Belgian chocolate, whether it comes as bars and in various shapes, powder or topping, has something for every taste. Its most stylish recipe is certainly the "praline", which was invented in Belgium in 1912. For Belgians, pralines are a chocolate novelty or a mouthful of filled chocolate that comes in many flavors.

The interesting thing is that the French and Belgians do not have the same understanding of the "praline". In France, it is a roasted almond or hazelnut wrapped in drop and icing sugar. The cook of Marechal du Plessis-Praslin, ambassador of Louis XIII, invented this recipe. At the time if was referred to as a "pralisne".

Yet, in Belgium, the definition of the “praline” describes a chocolate sweet, generally filled. Jean Neuhaus invented it. The house of Neuhaus was founded in 1857, and originally made pharmaceutical sweets, but evolved over the years into a pastry shop famous throughout the city.

At the start of the century in 1912, Jean Neuhaus Jr. invented the first cold-filled chocolate sweet, which he called "praline". Three years later, he developed a new type of cardboard package, the familiar tuck-in end chocolate box. The company constantly developed new recipes for its pralines.
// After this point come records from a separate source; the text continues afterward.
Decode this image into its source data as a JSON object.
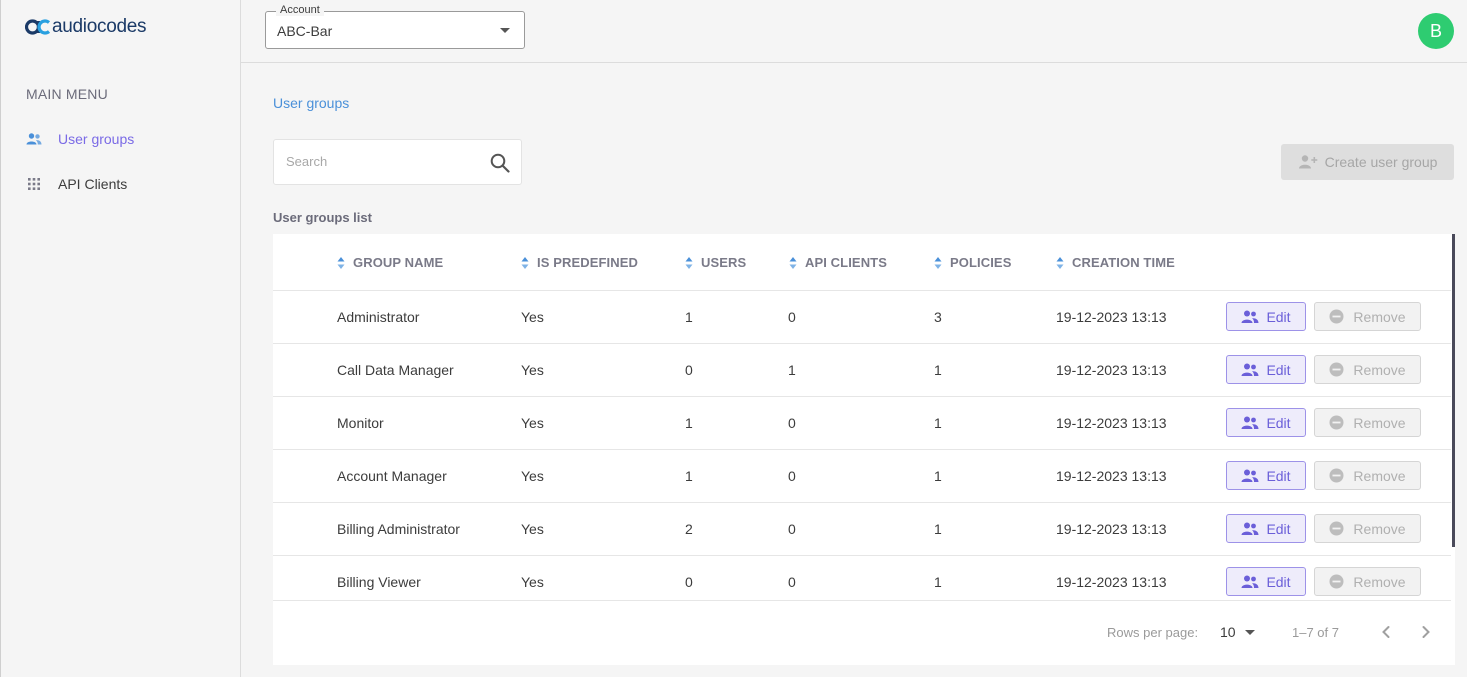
{
  "app": {
    "logo_text": "audiocodes"
  },
  "sidebar": {
    "section_title": "MAIN MENU",
    "items": [
      {
        "label": "User groups",
        "icon": "users-icon",
        "active": true
      },
      {
        "label": "API Clients",
        "icon": "grid-icon",
        "active": false
      }
    ]
  },
  "header": {
    "account": {
      "label": "Account",
      "value": "ABC-Bar"
    },
    "avatar_initial": "B",
    "avatar_color": "#2ecc71"
  },
  "breadcrumb": "User groups",
  "search": {
    "placeholder": "Search",
    "value": ""
  },
  "create_button": {
    "label": "Create user group",
    "disabled": true
  },
  "list_title": "User groups list",
  "table": {
    "columns": [
      "GROUP NAME",
      "IS PREDEFINED",
      "USERS",
      "API CLIENTS",
      "POLICIES",
      "CREATION TIME"
    ],
    "rows": [
      {
        "name": "Administrator",
        "predefined": "Yes",
        "users": "1",
        "api_clients": "0",
        "policies": "3",
        "created": "19-12-2023 13:13"
      },
      {
        "name": "Call Data Manager",
        "predefined": "Yes",
        "users": "0",
        "api_clients": "1",
        "policies": "1",
        "created": "19-12-2023 13:13"
      },
      {
        "name": "Monitor",
        "predefined": "Yes",
        "users": "1",
        "api_clients": "0",
        "policies": "1",
        "created": "19-12-2023 13:13"
      },
      {
        "name": "Account Manager",
        "predefined": "Yes",
        "users": "1",
        "api_clients": "0",
        "policies": "1",
        "created": "19-12-2023 13:13"
      },
      {
        "name": "Billing Administrator",
        "predefined": "Yes",
        "users": "2",
        "api_clients": "0",
        "policies": "1",
        "created": "19-12-2023 13:13"
      },
      {
        "name": "Billing Viewer",
        "predefined": "Yes",
        "users": "0",
        "api_clients": "0",
        "policies": "1",
        "created": "19-12-2023 13:13"
      }
    ],
    "edit_label": "Edit",
    "remove_label": "Remove"
  },
  "pagination": {
    "rows_per_page_label": "Rows per page:",
    "rows_per_page": "10",
    "range": "1–7 of 7"
  },
  "colors": {
    "accent": "#7a6ae6",
    "link": "#4a90d9",
    "brand": "#1b3a67"
  }
}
The charm of these sweets lies in the mixture between the filled chocolate and the chocolate coating. Chocolate makers take the utmost care in choosing the finest cocoa and the most refined ingredients to make the filling of the pralines. The quality of the chocolate is influenced by the choice of cocoa beans and the quantity of the ingredients, which give it all its characteristics (its smell, touch, colour, etc.).

In Belgium traditional chocolate makers produce and decorate their pralines largely by hand. Each of these creations receives a personal touch, the signature of a unique product, the praline. Today, Belgium has several dozens of chocolate and praline makers. Many of these chocolate and confectionary makers have been able to sell in export markets, by emphasizing the specific features of Belgian chocolates.